State Rep. John Rogers (D-Mentor-on-the-Lake) today announced the passage of House Bill (HB) 276, legislation designating the bridge spanning the Grand River and leading into Fairport Harbor as the “Col. Donald Blakeslee Memorial Bridge.”


“We recognize those who grew up during the depression, going on to labor or fight in World War II, as the Greatest Generation in our nation’s history,” said Rogers. “Col. Blakeslee’s exploits certainly distinguished him as being one at the top of that class of those Americans. This recognition ensures that his service to our country is never forgotten.”


The proposal, originally introduced by Rep. Rogers as House Bill (HB) 26, was subsequently incorporated into HB 276, an omnibus legislation addressing several other honorary road and bridge naming bills. 


Born in Fairport Harbor on September 11, 1917, Donald James Matthew Blakeslee became fascinated with planes as a child while watching the Cleveland National Air Races in the mid-1930s. As a young man, he joined the Royal Canadian Air Force, serving in England with the 401st Squadron and flying Spitfire’s during the early stages of the war. 


Once the United States entered the conflict, he joined the United States Army Air Force, where as a fighter pilot, he earned the distinction of being one of the most highly decorated Flying Ace’s of World War Two. While commanding the Fourth Fighter Group of the Eighth Fighter Command in the European Theatre, he was responsible for three squadrons, each consisting of 16 P-51’s that quickly became one of the most effective fighter groups fighting the Luftwaffe.


On March 6, 1944, Colonel Blakeslee’s fighter group became the first American fighter squadron to reach Berlin as the Allies ground down the German Luftwaffe. In his four years in flying over Europe, Col. Blakeslee flew nearly 500 missions, served a combined 1,000 combat hours, while destroying 1,020 German aircraft – “more missions and hours than any other American fighter pilot of World War II” according to the American Fighter Aces Association.   
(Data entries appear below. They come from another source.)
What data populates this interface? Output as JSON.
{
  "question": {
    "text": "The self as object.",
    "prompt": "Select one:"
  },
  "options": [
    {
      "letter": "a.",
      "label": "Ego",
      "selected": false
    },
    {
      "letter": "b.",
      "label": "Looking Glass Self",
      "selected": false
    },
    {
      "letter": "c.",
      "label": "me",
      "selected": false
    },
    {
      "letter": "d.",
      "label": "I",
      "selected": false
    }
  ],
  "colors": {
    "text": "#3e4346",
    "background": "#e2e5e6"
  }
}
In all, Blakeslee received two Distinguished Service Crosses, seven Distinguished Flying Crosses, two Silver Stars, six Air Medals and the British Distinguished Cross. Continuing his service into the Korean War, he went on to receive the Legion of Merit, another Distinguished Flying Cross, and four Air Medals.


After gallantly serving his country, Col. Blakeslee settled in Florida where he went on to marry and raise a family. Col. Blakeslee died at the age of 90 in 2008.


The legislation, strongly supported by the Village of Fairport Harbor, now moves to the Ohio Senate for further consideration.

 
 
 
  
Featured Posts

State Rep. Rogers Provides Statement Regarding Vote On House Bill 6 And Recent Developments With Ohio House Speaker

 

State Rep. John Rogers (D-Mentor-on-the-Lake) today issued a statement about his vote for House Bill 6.



 
 

Representatives Rogers And Cupp Announce The Introduction Of Legislation To Revise Ohio Probate Law

 

State Representatives John Rogers (D-Mentor-On-The-Lake) and Bob Cupp (R-Lima) introduced House Bill 464, bipartisan legislation that will modify existing Ohio Probate Law dealing with trusts and estates. The proposal will update several areas of probate law, and intends to generally address situations that current law does not take fully into account.



 
 

Reps. Rogers And Scherer Introduce Bill To Create Tax Deduction For Post-Secondary Expenses

 

State Representatives John Rogers (D-Mentor-On-The-Lake) and Gary Scherer (R-Circleville) today announced the introduction of the “Blair Deduction,” a proposal that would allow individuals to deduct up to $4,000 per year from their Ohio income taxes. This is the most recent iteration of legislation that was originally co-authored by Representative Rogers and the late Representative, Terry Blair.



 
 

Reps. Rogers And Green Announce Bill To Grant Homestead Exemption To Military Families

 

State Reps. John M. Rogers (D-Mentor-On-The-Lake) and Doug Green (R-Mt. Orab) announce the introduction of bipartisan legislation that would grant a homestead tax exemption to the surviving spouses of uniformed service members who have been killed in the line of duty, or whose death was otherwise service connected.

“The General Assembly continues to honor its solemn commitment to Ohio’s military families,” Rep. Rogers said. “This legislation aims to help keep the surviving spouses and families of uniformed service members in their homes, in the event that a spouse has made the ultimate sacrifice in the service to our country.”